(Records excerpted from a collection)
+ + + +

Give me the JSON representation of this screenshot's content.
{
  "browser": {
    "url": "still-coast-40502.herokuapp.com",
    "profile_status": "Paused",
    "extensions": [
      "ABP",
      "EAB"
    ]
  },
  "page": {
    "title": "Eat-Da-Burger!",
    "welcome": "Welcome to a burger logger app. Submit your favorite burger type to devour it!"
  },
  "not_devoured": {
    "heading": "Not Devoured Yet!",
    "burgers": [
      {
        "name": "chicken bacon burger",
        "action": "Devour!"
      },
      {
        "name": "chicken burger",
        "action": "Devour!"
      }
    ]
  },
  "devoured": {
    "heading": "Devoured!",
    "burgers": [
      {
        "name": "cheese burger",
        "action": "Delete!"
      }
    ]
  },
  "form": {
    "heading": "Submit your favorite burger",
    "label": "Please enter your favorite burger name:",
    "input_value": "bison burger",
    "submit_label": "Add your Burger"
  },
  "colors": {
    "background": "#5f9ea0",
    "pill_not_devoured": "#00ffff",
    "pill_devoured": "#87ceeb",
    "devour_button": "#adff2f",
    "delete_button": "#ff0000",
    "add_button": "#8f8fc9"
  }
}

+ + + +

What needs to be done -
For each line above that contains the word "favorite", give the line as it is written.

Result -
    "welcome": "Welcome to a burger logger app. Submit your favorite burger type to devour it!"
    "heading": "Submit your favorite burger",
    "label": "Please enter your favorite burger name:",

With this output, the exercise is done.